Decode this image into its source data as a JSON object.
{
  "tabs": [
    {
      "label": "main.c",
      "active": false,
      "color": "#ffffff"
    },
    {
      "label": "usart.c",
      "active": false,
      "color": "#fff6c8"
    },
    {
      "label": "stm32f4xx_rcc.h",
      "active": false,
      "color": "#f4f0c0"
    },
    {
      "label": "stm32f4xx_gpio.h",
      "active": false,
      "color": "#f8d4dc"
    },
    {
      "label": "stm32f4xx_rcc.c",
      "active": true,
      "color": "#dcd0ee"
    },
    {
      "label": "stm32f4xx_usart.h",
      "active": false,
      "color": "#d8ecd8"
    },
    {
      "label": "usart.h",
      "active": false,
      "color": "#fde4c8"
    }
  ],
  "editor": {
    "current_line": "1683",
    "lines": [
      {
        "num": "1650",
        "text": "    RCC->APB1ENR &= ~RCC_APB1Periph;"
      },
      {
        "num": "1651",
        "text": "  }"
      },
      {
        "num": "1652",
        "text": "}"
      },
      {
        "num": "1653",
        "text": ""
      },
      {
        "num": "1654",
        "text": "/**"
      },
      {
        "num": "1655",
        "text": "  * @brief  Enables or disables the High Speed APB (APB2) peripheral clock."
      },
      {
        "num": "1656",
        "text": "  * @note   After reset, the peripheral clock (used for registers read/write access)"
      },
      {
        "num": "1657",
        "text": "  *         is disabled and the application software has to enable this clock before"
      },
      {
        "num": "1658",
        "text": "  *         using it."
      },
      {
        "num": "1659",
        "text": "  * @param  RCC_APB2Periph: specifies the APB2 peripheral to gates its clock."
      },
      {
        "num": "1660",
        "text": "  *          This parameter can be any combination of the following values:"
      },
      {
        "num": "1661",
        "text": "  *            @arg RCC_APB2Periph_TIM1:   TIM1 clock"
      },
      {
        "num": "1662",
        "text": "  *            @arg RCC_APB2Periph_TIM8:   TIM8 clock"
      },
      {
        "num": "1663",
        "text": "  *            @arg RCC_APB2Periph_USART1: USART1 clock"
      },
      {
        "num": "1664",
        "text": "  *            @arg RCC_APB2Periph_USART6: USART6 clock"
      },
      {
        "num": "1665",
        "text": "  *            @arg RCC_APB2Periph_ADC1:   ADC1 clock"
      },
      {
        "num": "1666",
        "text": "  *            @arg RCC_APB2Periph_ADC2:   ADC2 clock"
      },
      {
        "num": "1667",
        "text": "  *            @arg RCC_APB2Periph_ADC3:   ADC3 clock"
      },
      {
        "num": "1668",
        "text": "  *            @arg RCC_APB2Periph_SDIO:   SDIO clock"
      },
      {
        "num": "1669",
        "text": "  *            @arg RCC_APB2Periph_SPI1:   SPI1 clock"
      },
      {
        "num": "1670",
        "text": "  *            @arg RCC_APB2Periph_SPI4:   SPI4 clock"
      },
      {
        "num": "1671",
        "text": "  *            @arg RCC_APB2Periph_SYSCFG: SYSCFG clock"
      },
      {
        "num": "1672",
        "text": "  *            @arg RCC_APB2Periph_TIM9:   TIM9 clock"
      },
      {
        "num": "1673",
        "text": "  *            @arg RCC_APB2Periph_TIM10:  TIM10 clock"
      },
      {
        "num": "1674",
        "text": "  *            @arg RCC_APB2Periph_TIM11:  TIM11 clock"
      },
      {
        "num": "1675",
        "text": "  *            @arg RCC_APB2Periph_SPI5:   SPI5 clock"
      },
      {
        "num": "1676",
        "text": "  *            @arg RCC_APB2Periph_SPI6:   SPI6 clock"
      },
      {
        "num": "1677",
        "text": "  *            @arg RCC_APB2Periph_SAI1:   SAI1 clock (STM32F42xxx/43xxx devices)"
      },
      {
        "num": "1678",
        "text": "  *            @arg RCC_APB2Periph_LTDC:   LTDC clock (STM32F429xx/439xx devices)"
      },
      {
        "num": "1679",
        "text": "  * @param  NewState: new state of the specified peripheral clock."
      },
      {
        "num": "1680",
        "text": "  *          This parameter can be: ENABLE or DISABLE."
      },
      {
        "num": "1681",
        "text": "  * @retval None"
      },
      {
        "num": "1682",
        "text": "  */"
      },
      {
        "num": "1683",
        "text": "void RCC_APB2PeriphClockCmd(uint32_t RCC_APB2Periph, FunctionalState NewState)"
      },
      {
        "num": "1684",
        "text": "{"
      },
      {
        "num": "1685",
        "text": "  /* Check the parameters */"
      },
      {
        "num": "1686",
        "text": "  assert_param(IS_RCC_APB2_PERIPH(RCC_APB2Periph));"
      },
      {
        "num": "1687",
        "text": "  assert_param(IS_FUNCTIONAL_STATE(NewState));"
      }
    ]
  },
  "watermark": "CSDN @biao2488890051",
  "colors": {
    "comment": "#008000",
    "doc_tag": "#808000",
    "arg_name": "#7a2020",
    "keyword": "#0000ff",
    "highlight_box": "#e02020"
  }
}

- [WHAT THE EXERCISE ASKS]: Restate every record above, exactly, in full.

- [OUTPUT BELOW]:
Decode this image into its source data as a JSON object.
{
  "tabs": [
    {
      "label": "main.c",
      "active": false,
      "color": "#ffffff"
    },
    {
      "label": "usart.c",
      "active": false,
      "color": "#fff6c8"
    },
    {
      "label": "stm32f4xx_rcc.h",
      "active": false,
      "color": "#f4f0c0"
    },
    {
      "label": "stm32f4xx_gpio.h",
      "active": false,
      "color": "#f8d4dc"
    },
    {
      "label": "stm32f4xx_rcc.c",
      "active": true,
      "color": "#dcd0ee"
    },
    {
      "label": "stm32f4xx_usart.h",
      "active": false,
      "color": "#d8ecd8"
    },
    {
      "label": "usart.h",
      "active": false,
      "color": "#fde4c8"
    }
  ],
  "editor": {
    "current_line": "1683",
    "lines": [
      {
        "num": "1650",
        "text": "    RCC->APB1ENR &= ~RCC_APB1Periph;"
      },
      {
        "num": "1651",
        "text": "  }"
      },
      {
        "num": "1652",
        "text": "}"
      },
      {
        "num": "1653",
        "text": ""
      },
      {
        "num": "1654",
        "text": "/**"
      },
      {
        "num": "1655",
        "text": "  * @brief  Enables or disables the High Speed APB (APB2) peripheral clock."
      },
      {
        "num": "1656",
        "text": "  * @note   After reset, the peripheral clock (used for registers read/write access)"
      },
      {
        "num": "1657",
        "text": "  *         is disabled and the application software has to enable this clock before"
      },
      {
        "num": "1658",
        "text": "  *         using it."
      },
      {
        "num": "1659",
        "text": "  * @param  RCC_APB2Periph: specifies the APB2 peripheral to gates its clock."
      },
      {
        "num": "1660",
        "text": "  *          This parameter can be any combination of the following values:"
      },
      {
        "num": "1661",
        "text": "  *            @arg RCC_APB2Periph_TIM1:   TIM1 clock"
      },
      {
        "num": "1662",
        "text": "  *            @arg RCC_APB2Periph_TIM8:   TIM8 clock"
      },
      {
        "num": "1663",
        "text": "  *            @arg RCC_APB2Periph_USART1: USART1 clock"
      },
      {
        "num": "1664",
        "text": "  *            @arg RCC_APB2Periph_USART6: USART6 clock"
      },
      {
        "num": "1665",
        "text": "  *            @arg RCC_APB2Periph_ADC1:   ADC1 clock"
      },
      {
        "num": "1666",
        "text": "  *            @arg RCC_APB2Periph_ADC2:   ADC2 clock"
      },
      {
        "num": "1667",
        "text": "  *            @arg RCC_APB2Periph_ADC3:   ADC3 clock"
      },
      {
        "num": "1668",
        "text": "  *            @arg RCC_APB2Periph_SDIO:   SDIO clock"
      },
      {
        "num": "1669",
        "text": "  *            @arg RCC_APB2Periph_SPI1:   SPI1 clock"
      },
      {
        "num": "1670",
        "text": "  *            @arg RCC_APB2Periph_SPI4:   SPI4 clock"
      },
      {
        "num": "1671",
        "text": "  *            @arg RCC_APB2Periph_SYSCFG: SYSCFG clock"
      },
      {
        "num": "1672",
        "text": "  *            @arg RCC_APB2Periph_TIM9:   TIM9 clock"
      },
      {
        "num": "1673",
        "text": "  *            @arg RCC_APB2Periph_TIM10:  TIM10 clock"
      },
      {
        "num": "1674",
        "text": "  *            @arg RCC_APB2Periph_TIM11:  TIM11 clock"
      },
      {
        "num": "1675",
        "text": "  *            @arg RCC_APB2Periph_SPI5:   SPI5 clock"
      },
      {
        "num": "1676",
        "text": "  *            @arg RCC_APB2Periph_SPI6:   SPI6 clock"
      },
      {
        "num": "1677",
        "text": "  *            @arg RCC_APB2Periph_SAI1:   SAI1 clock (STM32F42xxx/43xxx devices)"
      },
      {
        "num": "1678",
        "text": "  *            @arg RCC_APB2Periph_LTDC:   LTDC clock (STM32F429xx/439xx devices)"
      },
      {
        "num": "1679",
        "text": "  * @param  NewState: new state of the specified peripheral clock."
      },
      {
        "num": "1680",
        "text": "  *          This parameter can be: ENABLE or DISABLE."
      },
      {
        "num": "1681",
        "text": "  * @retval None"
      },
      {
        "num": "1682",
        "text": "  */"
      },
      {
        "num": "1683",
        "text": "void RCC_APB2PeriphClockCmd(uint32_t RCC_APB2Periph, FunctionalState NewState)"
      },
      {
        "num": "1684",
        "text": "{"
      },
      {
        "num": "1685",
        "text": "  /* Check the parameters */"
      },
      {
        "num": "1686",
        "text": "  assert_param(IS_RCC_APB2_PERIPH(RCC_APB2Periph));"
      },
      {
        "num": "1687",
        "text": "  assert_param(IS_FUNCTIONAL_STATE(NewState));"
      }
    ]
  },
  "watermark": "CSDN @biao2488890051",
  "colors": {
    "comment": "#008000",
    "doc_tag": "#808000",
    "arg_name": "#7a2020",
    "keyword": "#0000ff",
    "highlight_box": "#e02020"
  }
}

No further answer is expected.